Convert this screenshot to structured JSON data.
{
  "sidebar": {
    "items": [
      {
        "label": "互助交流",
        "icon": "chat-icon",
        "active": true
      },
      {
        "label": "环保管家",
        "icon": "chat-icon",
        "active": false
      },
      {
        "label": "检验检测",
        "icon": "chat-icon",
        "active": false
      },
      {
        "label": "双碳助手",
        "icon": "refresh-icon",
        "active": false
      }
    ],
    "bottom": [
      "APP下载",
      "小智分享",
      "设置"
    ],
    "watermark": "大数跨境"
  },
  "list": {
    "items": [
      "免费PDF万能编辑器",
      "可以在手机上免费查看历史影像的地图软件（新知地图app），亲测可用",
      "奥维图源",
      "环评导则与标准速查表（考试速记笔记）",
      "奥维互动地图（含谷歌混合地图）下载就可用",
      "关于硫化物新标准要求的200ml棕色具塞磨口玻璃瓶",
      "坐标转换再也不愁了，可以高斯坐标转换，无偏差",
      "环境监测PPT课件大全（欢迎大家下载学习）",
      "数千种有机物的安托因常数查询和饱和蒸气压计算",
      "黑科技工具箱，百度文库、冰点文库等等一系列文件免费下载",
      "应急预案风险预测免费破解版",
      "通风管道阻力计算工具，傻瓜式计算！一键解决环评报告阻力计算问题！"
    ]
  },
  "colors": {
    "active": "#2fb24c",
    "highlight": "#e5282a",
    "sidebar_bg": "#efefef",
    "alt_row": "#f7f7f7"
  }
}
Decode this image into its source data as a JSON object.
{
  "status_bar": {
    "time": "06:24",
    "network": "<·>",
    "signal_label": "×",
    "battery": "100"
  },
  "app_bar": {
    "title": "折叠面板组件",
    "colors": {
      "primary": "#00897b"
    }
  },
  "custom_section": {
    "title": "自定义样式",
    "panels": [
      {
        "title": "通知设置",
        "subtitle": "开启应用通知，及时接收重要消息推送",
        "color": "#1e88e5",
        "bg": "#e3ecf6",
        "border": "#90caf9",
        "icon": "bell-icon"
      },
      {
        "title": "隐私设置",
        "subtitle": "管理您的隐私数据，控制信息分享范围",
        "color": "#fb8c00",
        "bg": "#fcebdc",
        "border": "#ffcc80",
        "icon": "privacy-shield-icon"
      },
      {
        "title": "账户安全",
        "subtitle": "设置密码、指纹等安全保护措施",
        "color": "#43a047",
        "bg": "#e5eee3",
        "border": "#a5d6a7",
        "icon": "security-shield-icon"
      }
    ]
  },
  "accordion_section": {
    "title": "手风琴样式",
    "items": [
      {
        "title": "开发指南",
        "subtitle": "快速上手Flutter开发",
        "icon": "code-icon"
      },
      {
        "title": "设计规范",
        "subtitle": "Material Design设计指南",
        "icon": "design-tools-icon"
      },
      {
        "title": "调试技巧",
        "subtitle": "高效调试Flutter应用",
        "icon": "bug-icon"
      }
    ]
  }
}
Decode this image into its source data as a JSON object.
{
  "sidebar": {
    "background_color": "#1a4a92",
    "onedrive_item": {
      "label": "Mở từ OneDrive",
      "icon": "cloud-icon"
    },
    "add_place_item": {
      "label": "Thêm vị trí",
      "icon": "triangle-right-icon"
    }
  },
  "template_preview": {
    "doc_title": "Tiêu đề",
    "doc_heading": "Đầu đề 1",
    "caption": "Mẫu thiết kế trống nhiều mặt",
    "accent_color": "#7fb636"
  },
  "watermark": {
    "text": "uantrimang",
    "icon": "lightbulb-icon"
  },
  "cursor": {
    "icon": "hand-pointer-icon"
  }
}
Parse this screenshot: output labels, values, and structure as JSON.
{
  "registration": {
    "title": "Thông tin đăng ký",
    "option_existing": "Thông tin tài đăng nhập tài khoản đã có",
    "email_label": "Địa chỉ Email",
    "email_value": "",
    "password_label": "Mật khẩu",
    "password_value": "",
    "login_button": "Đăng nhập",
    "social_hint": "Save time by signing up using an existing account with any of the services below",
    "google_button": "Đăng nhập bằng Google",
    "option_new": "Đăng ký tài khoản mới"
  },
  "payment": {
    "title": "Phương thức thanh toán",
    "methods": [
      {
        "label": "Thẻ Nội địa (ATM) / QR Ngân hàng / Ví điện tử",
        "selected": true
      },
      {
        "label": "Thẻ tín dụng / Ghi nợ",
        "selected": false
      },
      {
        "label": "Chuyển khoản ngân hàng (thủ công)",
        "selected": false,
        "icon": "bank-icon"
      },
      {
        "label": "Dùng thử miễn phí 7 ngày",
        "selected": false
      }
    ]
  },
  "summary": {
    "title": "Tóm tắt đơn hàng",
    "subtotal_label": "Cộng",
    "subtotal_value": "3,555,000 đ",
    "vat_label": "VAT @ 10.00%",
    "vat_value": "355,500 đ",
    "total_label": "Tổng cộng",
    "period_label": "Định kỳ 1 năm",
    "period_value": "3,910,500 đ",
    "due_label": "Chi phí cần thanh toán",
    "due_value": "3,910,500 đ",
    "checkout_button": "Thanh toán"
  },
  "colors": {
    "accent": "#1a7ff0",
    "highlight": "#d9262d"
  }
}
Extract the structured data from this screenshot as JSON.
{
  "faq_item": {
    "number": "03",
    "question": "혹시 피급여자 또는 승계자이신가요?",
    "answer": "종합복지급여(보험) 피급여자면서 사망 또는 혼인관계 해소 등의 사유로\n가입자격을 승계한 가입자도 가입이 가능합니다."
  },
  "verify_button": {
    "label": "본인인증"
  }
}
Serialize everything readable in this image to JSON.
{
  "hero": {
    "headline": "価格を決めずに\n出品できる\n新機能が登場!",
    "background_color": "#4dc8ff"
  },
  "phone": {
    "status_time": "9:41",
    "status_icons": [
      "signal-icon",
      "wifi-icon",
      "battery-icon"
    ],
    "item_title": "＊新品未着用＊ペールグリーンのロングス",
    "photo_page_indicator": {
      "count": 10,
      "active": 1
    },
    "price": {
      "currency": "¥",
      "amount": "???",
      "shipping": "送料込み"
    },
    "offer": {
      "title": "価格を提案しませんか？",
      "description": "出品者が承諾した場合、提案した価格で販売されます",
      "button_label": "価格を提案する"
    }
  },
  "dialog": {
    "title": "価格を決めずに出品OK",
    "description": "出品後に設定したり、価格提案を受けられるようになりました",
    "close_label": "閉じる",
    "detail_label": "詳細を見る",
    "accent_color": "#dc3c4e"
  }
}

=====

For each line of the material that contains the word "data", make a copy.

Convert this screenshot to structured JSON data.
Decode this image into its source data as a JSON object.
Decode this image into its source data as a JSON object.
Extract the structured data from this screenshot as JSON.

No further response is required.